Warpath suffers a little bit from being setup for what is to come, but it is also a very strong story in its own right. I especially enjoyed Prynn's struggles against Taran'atar, as well as the cat-and-mouse game of tactics between Taran'atar and Vaughn aboard the Defiant as each attempts to out-think the other. Also, look for some fun references, most obviously to the 1984 anime NausicaƤ of the Valley of the Wind. It turns out that the Nausicaans of Star Trek borrow more from that film than just their name!

Final thoughts:

A fun and exciting novel filled with great action and some fantastic setup for the stories to come. This is classic David Mack: a number of stories come together with some fantastic payoff, while still setting up the novels to come. Four out of five stars is my rating for Warpath. Not to be missed.

More about Warpath:

Also by David Mack:

Star Trek: S.C.E. #7: Invincible, Part One of Two with Keith R.A. DeCandido (2001)
Star Trek: S.C.E. #8: Invincible, Part Two of Two with Keith R.A. DeCandido (2001)
Star Trek: Vanguard: Reap the Whirlwind (2007)
Star Trek: Vanguard: Precipice (2009)
Star Trek: Mirror Universe: The Sorrows of Empire, expanded edition (2010)
"The Stars Look Down" from Star Trek: Vanguard: Declassified (2011)
Star Trek: Mirror Universe: Rise Like Lions (2011)
Star Trek: Vanguard: Storming Heaven (2012)
Star Trek: The Next Generation: Cold Equations, Book I: The Persistence of Memory (2012)
Star Trek: The Next Generation: Cold Equations, Book II: Silent Weapons (2012)
Star Trek: The Next Generation: Cold Equations, Book III: The Body Electric (2013)
Star Trek: The Fall: A Ceremony of Losses (2013)
Star Trek: Seekers #1: Second Nature (2014)
Star Trek: Section 31: Disavowed (2014)

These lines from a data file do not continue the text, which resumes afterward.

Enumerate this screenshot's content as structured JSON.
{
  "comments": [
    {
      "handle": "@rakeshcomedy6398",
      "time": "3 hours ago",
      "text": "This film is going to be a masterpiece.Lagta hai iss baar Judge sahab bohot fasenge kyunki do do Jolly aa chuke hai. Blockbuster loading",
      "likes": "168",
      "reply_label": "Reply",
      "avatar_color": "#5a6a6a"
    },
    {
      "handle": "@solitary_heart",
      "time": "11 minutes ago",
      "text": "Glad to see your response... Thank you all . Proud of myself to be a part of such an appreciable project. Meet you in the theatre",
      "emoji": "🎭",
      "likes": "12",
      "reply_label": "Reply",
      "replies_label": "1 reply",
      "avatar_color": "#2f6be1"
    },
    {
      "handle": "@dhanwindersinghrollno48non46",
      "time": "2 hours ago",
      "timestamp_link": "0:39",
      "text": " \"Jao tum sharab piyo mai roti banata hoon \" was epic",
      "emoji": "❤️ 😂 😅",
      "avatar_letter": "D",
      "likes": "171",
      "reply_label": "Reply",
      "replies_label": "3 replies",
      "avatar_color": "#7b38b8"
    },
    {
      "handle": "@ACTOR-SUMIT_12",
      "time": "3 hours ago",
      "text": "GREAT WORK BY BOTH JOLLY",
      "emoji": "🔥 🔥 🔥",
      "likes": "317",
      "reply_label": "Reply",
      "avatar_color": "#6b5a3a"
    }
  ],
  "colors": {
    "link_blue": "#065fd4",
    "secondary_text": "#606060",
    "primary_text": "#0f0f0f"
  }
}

My next read:

This week, I will be featuring my review of the behind-the-scenes interview book about Star Trek: The Motion Picture: Preston Neal Jones' new Return to Tomorrow. And then, in a week, if I can keep my reading pace up, look for Fearful Symmetry, the next book in the Deep Space Nine relaunch by author Olivia Woods.


Thursday, June 18, 2015

Literary Treks 107: Death Star DeLorean

Talking Armageddon's Arrow with Dayton Ward!

It has been a long road of recovery for the Federation since the events of Destiny. Captain Picard once asked during a previous war, "Does anyone remember when we use to be explorers?". Now the time has come for the Enterprise to once again boldly go, and author Dayton Ward has given us a front row seat in Armageddon's Arrow.

In this episode of Literary Treks, hosts Matthew Rushing and Dan Gunther are joined by Dayton Ward to talk about this latest adventure for the TNG crew. We discuss changing course in the 24th century, the new crew with the old, Picard's changes, creating races and technology, being careful what you wish for, section 1701, what Taurik saw, the ending, trying to surprise reader,s and upcoming things from Dayton.

In the news section, we find out exactly what Dan was doing for Section 31 in Iceland and talk about the upcoming release of The Wit and Wisdom of Star Trek.


Literary Treks 107: Death Star DeLorean
Interview with Dayton Ward on Armageddon's Arrow





Previous episode: Literary Treks 106: Completely Incomplete

Next episode: Literary Treks 108: Star Trek Beyond the Thunderdome